Probation For McCain Volunteer In Fake Pa. Attack
PITTSBURGH (AP) - A former John McCain campaign volunteer who falsely claimed she was attacked in Pittsburgh because she had the candidate's bumper sticker on her car will spend nine months on probation in a special program for first-time offenders.
An Allegheny County judge accepted Ashley Todd, 21, of College Station, Texas, into the program along with about 120 others - mostly drunk drivers - in a group court appearance Friday.
"This is a privilege to be in this program,'' Senior Common Pleas Judge Robert Gallo told the group. "In normal language, you're getting a break today.''
In October, Todd claimed a Barack Obama supporter robbed and assaulted her near an automatic teller machine in Pittsburgh, and then scratched a "B'' on her cheek after noticing the McCain sticker on her car. Police said they doubted her story from the start - in part because the "B'' on her face was backward - and eventually determined she made it up. She was charged with a misdemeanor false report count.
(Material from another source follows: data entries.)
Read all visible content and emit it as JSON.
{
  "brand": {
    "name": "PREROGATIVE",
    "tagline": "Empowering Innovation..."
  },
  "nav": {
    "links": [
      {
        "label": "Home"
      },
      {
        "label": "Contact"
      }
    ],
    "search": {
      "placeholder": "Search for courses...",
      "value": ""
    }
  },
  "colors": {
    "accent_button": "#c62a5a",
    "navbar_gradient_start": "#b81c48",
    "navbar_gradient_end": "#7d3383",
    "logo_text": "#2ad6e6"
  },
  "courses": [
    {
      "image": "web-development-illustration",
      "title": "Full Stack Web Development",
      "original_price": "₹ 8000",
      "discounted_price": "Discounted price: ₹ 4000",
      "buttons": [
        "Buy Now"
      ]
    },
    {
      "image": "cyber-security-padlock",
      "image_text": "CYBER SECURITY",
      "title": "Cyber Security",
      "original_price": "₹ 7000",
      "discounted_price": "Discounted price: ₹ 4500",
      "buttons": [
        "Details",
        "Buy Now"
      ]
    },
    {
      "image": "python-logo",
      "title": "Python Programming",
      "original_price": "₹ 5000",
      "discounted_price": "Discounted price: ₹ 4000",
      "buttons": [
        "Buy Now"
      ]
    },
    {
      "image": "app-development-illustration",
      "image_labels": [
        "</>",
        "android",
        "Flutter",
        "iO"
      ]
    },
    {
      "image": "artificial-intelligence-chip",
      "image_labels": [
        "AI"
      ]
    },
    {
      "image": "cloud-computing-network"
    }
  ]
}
Todd didn't speak during her 30-second appearance before the judge. She declined to comment as she left the building, saying, "I didn't have any (comment) before, and don't have any now.''
A male friend escorted her out of the courthouse, shoving a local television cameramen in a hallway.
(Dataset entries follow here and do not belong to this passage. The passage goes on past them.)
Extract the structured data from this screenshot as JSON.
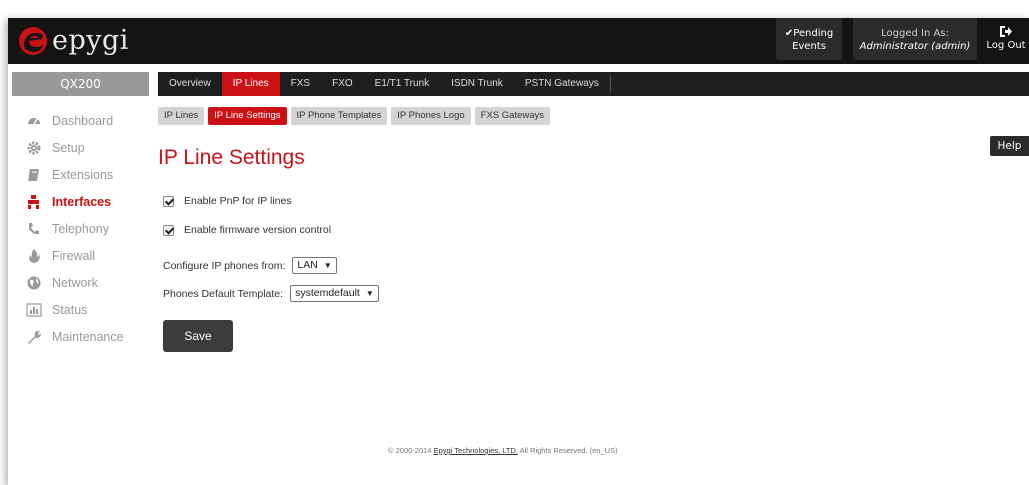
{
  "brand": {
    "name": "epygi",
    "accent": "#cc1114"
  },
  "header": {
    "pending": {
      "line1": "✔Pending",
      "line2": "Events"
    },
    "logged_in": {
      "label": "Logged In As:",
      "user": "Administrator (admin)"
    },
    "logout": {
      "label": "Log Out",
      "icon": "logout-icon"
    }
  },
  "device": "QX200",
  "tabs": [
    {
      "label": "Overview",
      "active": false
    },
    {
      "label": "IP Lines",
      "active": true
    },
    {
      "label": "FXS",
      "active": false
    },
    {
      "label": "FXO",
      "active": false
    },
    {
      "label": "E1/T1 Trunk",
      "active": false
    },
    {
      "label": "ISDN Trunk",
      "active": false
    },
    {
      "label": "PSTN Gateways",
      "active": false
    }
  ],
  "sidebar": {
    "items": [
      {
        "label": "Dashboard",
        "icon": "dashboard-icon",
        "active": false
      },
      {
        "label": "Setup",
        "icon": "gear-icon",
        "active": false
      },
      {
        "label": "Extensions",
        "icon": "notebook-icon",
        "active": false
      },
      {
        "label": "Interfaces",
        "icon": "puzzle-icon",
        "active": true
      },
      {
        "label": "Telephony",
        "icon": "phone-icon",
        "active": false
      },
      {
        "label": "Firewall",
        "icon": "flame-icon",
        "active": false
      },
      {
        "label": "Network",
        "icon": "globe-icon",
        "active": false
      },
      {
        "label": "Status",
        "icon": "bar-chart-icon",
        "active": false
      },
      {
        "label": "Maintenance",
        "icon": "wrench-icon",
        "active": false
      }
    ]
  },
  "subtabs": [
    {
      "label": "IP Lines",
      "active": false
    },
    {
      "label": "IP Line Settings",
      "active": true
    },
    {
      "label": "IP Phone Templates",
      "active": false
    },
    {
      "label": "IP Phones Logo",
      "active": false
    },
    {
      "label": "FXS Gateways",
      "active": false
    }
  ],
  "help": "Help",
  "page": {
    "title": "IP Line Settings",
    "checkboxes": [
      {
        "label": "Enable PnP for IP lines",
        "checked": true
      },
      {
        "label": "Enable firmware version control",
        "checked": true
      }
    ],
    "configure_from": {
      "label": "Configure IP phones from:",
      "value": "LAN"
    },
    "default_template": {
      "label": "Phones Default Template:",
      "value": "systemdefault"
    },
    "save": "Save"
  },
  "footer": {
    "prefix": "© 2000-2014",
    "link": "Epygi Technologies, LTD.",
    "suffix": "All Rights Reserved. (en_US)"
  }
}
Todd must also perform 50 hours of unspecified community service. If she completes the probation without incident, her criminal record will be expunged.
When Todd was freed on bond in October, she was required to stay with an uncle in New York, but also provide the court with her Texas address and one for her mother. She also had to prove she was receiving mental health treatment every two weeks.
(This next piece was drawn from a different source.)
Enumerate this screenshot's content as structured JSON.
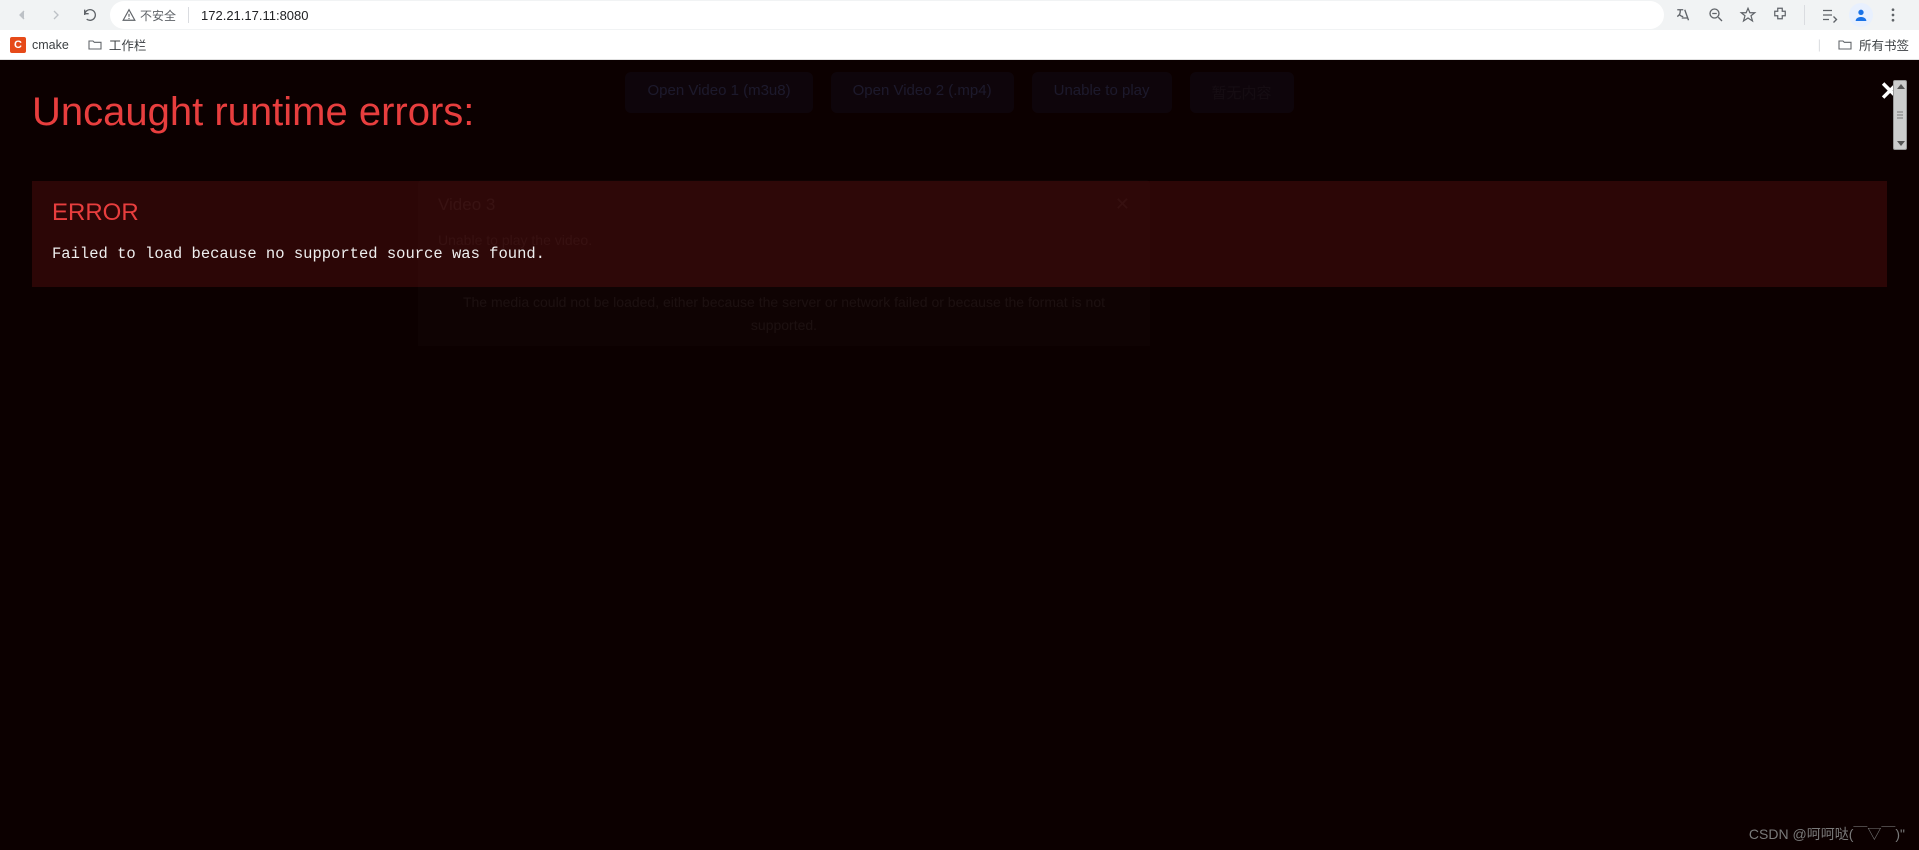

A probation officer explained the continuing terms of Todd's release to her, but they were not made public.